Records for the exercise –
——————————
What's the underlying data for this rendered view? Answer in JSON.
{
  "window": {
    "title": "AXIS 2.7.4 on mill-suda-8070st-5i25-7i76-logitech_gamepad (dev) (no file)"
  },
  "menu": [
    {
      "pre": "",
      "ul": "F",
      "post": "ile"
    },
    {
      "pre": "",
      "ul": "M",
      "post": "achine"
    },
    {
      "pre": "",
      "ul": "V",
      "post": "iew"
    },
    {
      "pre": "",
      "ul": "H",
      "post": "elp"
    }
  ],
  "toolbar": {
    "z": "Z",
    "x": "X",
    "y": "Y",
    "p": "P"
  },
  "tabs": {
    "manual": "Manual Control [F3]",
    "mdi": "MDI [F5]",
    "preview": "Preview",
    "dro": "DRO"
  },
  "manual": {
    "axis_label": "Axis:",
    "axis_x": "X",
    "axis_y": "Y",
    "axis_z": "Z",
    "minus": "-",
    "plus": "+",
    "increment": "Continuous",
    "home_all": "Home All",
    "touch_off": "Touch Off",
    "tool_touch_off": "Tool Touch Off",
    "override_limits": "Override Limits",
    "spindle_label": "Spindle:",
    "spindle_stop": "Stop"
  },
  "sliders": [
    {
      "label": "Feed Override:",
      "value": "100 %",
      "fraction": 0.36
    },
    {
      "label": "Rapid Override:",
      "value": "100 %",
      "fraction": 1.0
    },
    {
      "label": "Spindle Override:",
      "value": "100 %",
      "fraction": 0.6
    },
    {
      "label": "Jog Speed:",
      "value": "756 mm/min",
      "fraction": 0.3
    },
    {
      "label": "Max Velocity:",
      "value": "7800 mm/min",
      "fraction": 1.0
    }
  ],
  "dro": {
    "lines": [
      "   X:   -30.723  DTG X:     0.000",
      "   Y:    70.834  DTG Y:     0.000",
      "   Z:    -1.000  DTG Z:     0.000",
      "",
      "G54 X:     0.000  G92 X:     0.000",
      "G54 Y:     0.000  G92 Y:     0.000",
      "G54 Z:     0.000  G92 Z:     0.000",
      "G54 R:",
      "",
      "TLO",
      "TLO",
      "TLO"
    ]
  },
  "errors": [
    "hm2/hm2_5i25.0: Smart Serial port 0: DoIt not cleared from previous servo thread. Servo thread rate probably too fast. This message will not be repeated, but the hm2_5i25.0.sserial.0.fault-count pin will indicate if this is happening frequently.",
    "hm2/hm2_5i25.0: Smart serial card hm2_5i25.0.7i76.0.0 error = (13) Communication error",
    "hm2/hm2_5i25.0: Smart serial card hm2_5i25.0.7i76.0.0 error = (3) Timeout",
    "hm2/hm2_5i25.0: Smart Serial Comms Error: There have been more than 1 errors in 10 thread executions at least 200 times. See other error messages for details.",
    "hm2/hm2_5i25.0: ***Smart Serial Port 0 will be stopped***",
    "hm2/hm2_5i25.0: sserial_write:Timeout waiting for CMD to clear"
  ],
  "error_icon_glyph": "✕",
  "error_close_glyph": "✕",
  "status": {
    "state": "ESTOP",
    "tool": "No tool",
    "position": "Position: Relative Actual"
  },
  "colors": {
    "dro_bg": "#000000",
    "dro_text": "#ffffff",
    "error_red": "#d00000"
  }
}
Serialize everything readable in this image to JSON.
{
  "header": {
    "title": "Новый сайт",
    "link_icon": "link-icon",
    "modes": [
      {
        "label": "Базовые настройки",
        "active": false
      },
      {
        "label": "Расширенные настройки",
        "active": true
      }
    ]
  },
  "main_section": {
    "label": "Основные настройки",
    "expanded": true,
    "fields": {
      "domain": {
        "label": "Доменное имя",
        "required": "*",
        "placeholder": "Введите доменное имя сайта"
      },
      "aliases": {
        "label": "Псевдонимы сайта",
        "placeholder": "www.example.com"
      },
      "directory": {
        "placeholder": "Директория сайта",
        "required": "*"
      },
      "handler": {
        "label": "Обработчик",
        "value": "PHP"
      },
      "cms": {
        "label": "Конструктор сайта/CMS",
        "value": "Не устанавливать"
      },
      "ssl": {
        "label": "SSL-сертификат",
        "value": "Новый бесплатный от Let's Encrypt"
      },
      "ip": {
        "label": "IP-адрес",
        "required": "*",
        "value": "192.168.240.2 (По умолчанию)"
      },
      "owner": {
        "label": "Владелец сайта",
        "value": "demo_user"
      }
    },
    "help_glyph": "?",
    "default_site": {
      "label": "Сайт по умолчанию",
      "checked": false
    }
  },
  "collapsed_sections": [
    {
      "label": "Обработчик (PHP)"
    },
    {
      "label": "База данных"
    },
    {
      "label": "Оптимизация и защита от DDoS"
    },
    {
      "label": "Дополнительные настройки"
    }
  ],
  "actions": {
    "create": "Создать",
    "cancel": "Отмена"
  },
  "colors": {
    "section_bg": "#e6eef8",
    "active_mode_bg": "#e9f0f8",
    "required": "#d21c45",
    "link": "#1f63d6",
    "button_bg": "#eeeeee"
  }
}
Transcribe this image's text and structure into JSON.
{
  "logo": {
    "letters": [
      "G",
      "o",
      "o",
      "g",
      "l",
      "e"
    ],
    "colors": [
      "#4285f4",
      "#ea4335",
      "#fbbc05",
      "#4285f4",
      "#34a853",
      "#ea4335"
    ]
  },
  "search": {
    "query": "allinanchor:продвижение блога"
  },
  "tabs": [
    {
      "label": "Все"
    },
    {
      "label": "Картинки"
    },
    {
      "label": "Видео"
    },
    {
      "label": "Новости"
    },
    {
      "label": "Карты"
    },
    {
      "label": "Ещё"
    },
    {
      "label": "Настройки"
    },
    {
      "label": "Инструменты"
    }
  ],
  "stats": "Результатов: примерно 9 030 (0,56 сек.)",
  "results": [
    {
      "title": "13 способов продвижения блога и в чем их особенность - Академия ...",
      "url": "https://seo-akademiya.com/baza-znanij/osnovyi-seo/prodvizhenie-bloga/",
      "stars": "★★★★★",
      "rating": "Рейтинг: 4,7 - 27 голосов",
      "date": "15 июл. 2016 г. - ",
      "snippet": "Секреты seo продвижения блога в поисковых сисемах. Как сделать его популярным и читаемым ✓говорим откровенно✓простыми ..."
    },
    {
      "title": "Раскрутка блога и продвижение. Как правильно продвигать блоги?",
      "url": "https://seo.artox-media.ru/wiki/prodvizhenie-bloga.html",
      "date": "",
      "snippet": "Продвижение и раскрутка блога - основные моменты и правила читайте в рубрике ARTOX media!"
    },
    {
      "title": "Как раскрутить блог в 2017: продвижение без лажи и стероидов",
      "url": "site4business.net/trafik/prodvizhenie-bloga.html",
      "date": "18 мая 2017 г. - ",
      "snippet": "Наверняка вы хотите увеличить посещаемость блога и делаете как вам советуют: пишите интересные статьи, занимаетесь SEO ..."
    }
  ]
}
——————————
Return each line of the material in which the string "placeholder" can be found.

Finished exercise –
        "placeholder": "Введите доменное имя сайта"
        "placeholder": "www.example.com"
        "placeholder": "Директория сайта",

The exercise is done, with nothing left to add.